What is it for there to be a God, and what reason is there for supposing him to conform to the claims of Christian doctrine? In this pivotal volume of his tetralogy, Richard Swinburne builds a rigorous metaphysical system for describing the world, and applies this to assessing the worth of the Christian tenets of the Trinity and the Incarnation. Part I is dedicated to analyzing the categories needed to address accounts of the divine nature--substance, cause, time, and necessity. Part II begins by setting out, in terms of these categories, the fundamental doctrine of Western religions--that there is a God. After pointing out some of the different ways in which this doctrine can be developed, Swinburne spells out the simplest possible account of divine nature. He then goes on to clarify the implications of this account for the specifically Christian doctrines of the Trinity (that God is "three persons in one substance") and of the Incarnation (that God became incarnate in Jesus Christ). Swinburne finds that there are good reasons to believe the Christian additions to the core Western idea of God. The Christian God builds upon Swinburne's acclaimed previous work to form a self-contained text which will no doubt become a classic in the philosophy of religion.

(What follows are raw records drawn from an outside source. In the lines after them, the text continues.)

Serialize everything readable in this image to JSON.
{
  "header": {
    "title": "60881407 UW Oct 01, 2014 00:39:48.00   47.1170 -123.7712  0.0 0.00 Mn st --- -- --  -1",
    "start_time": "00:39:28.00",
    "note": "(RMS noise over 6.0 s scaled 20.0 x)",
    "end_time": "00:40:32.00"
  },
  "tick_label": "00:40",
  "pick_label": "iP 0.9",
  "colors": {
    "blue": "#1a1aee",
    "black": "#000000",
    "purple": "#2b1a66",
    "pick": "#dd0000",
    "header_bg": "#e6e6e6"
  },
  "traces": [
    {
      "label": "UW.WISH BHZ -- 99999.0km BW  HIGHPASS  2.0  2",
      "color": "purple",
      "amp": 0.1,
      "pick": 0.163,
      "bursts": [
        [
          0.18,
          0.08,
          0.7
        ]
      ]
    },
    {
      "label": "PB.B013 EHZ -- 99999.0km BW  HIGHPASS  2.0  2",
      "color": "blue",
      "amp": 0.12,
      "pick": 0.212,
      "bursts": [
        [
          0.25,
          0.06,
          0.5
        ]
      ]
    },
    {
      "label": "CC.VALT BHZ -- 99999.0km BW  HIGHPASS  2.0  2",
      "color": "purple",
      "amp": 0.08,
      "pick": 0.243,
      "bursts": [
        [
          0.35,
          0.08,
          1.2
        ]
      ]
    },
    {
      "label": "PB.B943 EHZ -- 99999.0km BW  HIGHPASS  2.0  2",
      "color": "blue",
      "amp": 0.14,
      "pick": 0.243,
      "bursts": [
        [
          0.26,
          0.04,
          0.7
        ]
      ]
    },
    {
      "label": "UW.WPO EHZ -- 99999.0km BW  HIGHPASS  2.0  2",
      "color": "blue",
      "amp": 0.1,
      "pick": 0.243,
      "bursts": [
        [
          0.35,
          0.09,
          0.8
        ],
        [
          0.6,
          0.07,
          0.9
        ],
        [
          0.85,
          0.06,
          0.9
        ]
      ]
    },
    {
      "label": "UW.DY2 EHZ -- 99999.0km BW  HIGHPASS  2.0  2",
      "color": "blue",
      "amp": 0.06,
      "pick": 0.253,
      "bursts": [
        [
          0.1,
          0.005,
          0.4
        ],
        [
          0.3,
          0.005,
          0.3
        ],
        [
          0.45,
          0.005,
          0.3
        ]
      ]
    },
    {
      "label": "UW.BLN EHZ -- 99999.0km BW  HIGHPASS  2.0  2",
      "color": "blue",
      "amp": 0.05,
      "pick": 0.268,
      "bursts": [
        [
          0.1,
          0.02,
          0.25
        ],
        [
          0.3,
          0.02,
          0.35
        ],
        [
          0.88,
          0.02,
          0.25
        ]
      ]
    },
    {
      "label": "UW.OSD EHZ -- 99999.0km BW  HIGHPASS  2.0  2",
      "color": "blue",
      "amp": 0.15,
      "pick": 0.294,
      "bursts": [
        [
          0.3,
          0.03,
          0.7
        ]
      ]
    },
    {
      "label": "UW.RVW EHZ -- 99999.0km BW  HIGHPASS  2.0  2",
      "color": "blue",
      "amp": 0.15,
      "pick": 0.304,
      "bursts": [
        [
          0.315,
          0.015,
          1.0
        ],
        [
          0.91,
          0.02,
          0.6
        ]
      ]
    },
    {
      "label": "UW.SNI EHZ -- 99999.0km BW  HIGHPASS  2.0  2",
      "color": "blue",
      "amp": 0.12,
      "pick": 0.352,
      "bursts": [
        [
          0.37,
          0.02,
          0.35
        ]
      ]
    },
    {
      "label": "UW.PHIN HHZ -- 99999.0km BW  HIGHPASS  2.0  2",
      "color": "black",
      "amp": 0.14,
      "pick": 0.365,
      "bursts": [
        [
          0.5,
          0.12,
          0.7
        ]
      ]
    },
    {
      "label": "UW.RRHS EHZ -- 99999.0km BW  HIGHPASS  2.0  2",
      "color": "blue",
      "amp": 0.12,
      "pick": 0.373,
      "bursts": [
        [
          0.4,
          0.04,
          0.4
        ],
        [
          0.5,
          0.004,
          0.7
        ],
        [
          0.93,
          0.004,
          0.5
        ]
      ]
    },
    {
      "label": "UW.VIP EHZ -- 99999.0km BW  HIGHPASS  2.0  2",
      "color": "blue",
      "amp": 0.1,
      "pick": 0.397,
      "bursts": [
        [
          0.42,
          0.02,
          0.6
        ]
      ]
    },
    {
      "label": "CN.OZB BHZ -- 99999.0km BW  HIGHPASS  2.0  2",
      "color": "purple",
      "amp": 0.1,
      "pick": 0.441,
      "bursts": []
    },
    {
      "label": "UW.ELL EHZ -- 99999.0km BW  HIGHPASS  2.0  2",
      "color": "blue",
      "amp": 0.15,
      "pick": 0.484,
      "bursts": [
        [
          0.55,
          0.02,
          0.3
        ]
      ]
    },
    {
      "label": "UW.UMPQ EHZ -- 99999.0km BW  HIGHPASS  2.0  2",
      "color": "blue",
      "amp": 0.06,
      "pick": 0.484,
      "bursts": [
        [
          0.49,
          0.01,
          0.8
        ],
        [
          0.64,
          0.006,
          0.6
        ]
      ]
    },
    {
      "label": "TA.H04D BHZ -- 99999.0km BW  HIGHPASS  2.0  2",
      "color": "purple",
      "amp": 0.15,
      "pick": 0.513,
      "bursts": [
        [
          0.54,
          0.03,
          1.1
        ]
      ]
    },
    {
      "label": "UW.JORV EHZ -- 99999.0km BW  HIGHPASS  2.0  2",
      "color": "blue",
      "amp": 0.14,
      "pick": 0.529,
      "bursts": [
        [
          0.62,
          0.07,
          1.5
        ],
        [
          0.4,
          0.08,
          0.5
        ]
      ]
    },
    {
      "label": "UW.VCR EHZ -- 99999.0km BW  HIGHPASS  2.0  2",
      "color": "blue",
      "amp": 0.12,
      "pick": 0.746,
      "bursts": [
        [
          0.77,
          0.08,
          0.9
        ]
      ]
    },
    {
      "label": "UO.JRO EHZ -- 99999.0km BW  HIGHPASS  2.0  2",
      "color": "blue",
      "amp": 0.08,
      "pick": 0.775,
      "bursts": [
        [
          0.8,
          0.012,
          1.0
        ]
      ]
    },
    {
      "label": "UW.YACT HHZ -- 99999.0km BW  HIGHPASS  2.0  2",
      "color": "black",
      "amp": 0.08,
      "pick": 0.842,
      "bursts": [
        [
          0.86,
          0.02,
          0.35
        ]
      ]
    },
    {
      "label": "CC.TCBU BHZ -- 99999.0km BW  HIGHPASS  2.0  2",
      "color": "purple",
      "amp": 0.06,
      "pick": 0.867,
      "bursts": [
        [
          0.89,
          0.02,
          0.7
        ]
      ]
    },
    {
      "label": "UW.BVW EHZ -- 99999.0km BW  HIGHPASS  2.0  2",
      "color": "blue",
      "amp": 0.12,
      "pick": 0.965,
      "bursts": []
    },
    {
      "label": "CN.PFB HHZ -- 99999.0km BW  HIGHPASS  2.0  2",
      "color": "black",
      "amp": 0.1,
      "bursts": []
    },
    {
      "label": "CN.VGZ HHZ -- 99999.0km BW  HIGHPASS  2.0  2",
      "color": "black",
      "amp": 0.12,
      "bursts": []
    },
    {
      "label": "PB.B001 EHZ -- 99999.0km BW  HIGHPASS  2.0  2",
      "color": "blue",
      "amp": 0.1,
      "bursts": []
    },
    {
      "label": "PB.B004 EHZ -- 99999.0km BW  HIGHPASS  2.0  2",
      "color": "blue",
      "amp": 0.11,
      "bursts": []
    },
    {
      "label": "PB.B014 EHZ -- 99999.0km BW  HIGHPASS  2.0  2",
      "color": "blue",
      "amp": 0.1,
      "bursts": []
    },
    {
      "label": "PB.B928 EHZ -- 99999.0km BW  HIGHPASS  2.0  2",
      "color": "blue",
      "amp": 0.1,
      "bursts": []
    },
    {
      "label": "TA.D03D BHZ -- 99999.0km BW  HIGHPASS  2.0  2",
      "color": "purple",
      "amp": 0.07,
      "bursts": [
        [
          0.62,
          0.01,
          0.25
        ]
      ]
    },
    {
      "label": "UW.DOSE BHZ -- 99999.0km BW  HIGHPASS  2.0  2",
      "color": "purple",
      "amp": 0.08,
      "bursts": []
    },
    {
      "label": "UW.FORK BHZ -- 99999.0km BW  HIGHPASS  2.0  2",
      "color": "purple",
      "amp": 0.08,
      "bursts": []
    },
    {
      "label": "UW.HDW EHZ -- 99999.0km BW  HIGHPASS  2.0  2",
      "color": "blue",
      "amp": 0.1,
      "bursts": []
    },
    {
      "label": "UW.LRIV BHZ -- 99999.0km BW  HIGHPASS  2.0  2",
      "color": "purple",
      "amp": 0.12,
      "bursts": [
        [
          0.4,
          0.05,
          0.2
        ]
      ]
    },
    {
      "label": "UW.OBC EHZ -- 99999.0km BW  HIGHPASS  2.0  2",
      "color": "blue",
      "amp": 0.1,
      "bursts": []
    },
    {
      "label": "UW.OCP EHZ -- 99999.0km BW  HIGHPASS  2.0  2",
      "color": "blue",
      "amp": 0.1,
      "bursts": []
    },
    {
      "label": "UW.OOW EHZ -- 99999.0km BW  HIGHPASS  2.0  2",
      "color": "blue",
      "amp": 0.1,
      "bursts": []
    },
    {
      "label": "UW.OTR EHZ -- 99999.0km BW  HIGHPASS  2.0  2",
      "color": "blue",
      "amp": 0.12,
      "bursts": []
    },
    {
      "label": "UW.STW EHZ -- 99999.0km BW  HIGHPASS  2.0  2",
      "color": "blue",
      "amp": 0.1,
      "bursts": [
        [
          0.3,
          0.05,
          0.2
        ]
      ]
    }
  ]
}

"Like his previous works [this book] is marked by the application of philosophically rigorous argumentation to the defense of a broadly orthodox position. This book constitutes a major contribution to philosophical thinking on the divine nature which academic theology will engage with for many years to come."--Theology
"Swinburne has become one of the most eminent and celebrated practitioners of the philosophy of religion. Here, as in his other books, one finds an exceptionally careful, fresh, well-reasoned, and balanced exploration of fundamental human and religious issues."--Theological Studies
"An essential purchase for seminaries and graduate schools."--Religious Studies Review
"[The Christian God
] is one of Swinburne's best books...what Swinburne does give us is of top quality; there are few pages that will not repay careful study."--The Journal of Religion